Colorado Anti-Discrimination Commission v. Continental Air Lines, Inc.

PETITIONER: Colorado Anti-Discrimination Commission
RESPONDENT: Continental Air Lines, Inc.
LOCATION: Abington High School

DOCKET NO.: 146
DECIDED BY: Warren Court (1962-1965)
LOWER COURT:

CITATION: 372 US 714 (1963)
ARGUED: Mar 28, 1963
DECIDED: Apr 22, 1963

Facts of the case

Question

Media for Colorado Anti-Discrimination Commission v. Continental Air Lines, Inc.

Audio Transcription for Oral Argument - March 28, 1963 (Part 2) in Colorado Anti-Discrimination Commission v. Continental Air Lines, Inc.

Audio Transcription for Oral Argument - March 28, 1963 (Part 1) in Colorado Anti-Discrimination Commission v. Continental Air Lines, Inc.

The Colorado Anti-Discrimination Commission et al., petitioners, versus Continental Air Lines, Incorporated and Number 492, Marlon D. Green, petitioner versus Continental Air Lines, Incorporated.

Mr. Taylor.

T. Raber Taylor:

Mr. Chief Justice and may it please the Court.

Floyd B. Engeman, the Assistant Attorney General for the State of Colorado will share the argument with me.

I am going to open and I hope that I would be able to reserve time for rebuttal.

May I first review with the Court, the facts relating to Marlon D. Green and Continental Air Lines?

Marlon D. Green was a United States Air Force officer serving in the orient.

He had worked in air-sea rescue and he had over 3,000 flight hours in the Armed Forces.

Like many, a United States airline pilot, before his discharge, he had the ambition to become an airline pilot.

Accordingly, before his discharge, he sent applications to large and to small airlines in the United States.

In April of 1957, from the sales office of Continental Air Lines in San Francisco, he obtained an application form which was filed with the headquarters office of Continental Air Lines on April 30th, 1957.

The application of Mr. Green appears in the record at page 211.

Mr. Green's application, as originally filed, required a statement of descent and race as well as a photograph.

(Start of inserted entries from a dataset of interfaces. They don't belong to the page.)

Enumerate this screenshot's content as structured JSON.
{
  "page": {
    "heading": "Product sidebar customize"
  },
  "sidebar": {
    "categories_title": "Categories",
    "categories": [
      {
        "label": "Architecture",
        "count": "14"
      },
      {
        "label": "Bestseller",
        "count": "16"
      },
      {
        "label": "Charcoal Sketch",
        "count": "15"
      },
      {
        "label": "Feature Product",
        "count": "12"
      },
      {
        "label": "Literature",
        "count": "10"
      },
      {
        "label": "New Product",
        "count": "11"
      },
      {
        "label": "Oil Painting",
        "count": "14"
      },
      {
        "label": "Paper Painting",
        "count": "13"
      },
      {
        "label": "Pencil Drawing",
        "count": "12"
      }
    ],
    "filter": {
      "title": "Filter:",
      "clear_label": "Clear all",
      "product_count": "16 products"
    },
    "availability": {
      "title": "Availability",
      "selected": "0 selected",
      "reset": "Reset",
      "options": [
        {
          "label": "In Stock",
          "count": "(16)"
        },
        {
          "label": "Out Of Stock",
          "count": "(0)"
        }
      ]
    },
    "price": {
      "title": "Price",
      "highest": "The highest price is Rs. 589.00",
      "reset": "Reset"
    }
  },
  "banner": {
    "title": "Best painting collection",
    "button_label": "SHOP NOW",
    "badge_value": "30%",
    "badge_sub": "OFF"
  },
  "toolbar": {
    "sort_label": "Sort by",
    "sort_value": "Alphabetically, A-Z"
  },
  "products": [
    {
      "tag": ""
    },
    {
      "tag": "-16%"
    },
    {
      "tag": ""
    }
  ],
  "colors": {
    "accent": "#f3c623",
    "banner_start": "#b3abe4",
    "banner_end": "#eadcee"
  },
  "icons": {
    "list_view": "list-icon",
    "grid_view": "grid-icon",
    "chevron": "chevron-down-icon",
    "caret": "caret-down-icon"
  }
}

Neither his descent nor his race nor the photographs were supplied.

Later, the race was supplied at the direction of the checking out Officer, Captain Kramm when he was finally called to Denver.

In June of 19 --

Arthur J. Goldberg:

[Inaudible]

T. Raber Taylor:

That is right, Your Honor.

Arthur J. Goldberg:

[Inaudible]

T. Raber Taylor:

That is correct, Your Honor.

In fact, it was -- Continental Air Lines had no knowledge that Mr. Green was a Negro until after he had been ordered into Denver.

In June of 1957, Continental Air Lines was seeking to hire 14 or 15 pilots and they ordered into Denver, Marlon D. Green.

He was met and given a link trainer test and found qualified.

The applicants who were also found qualified were five in number, the other applicants.

On page 7 of the white brief of Marlon D. Green, we have given a summary of the qualifications of the six applicants who were found qualified.

The application blank for Continental Air Lines specifically required that anyone to be considered would have to have minimum flight time of 2,000 hours and be not over 30 years of age.

Mr. Green had more than 3,000 flight hours and was 27 years of age.

At that time, he was fully licensed as an airline pilot by the Civil Aeronautics Authority and Continental does not dispute that he was so licensed, nor does Continental dispute that he was qualified.

In connection with the interview at Denver, the personnel office of Continental Air Lines was the place where other -- where employees would normally be sent, Mr. Green was not sent to that office, but he was interviewed at the air base at Stapleton Field.

He was under the impression --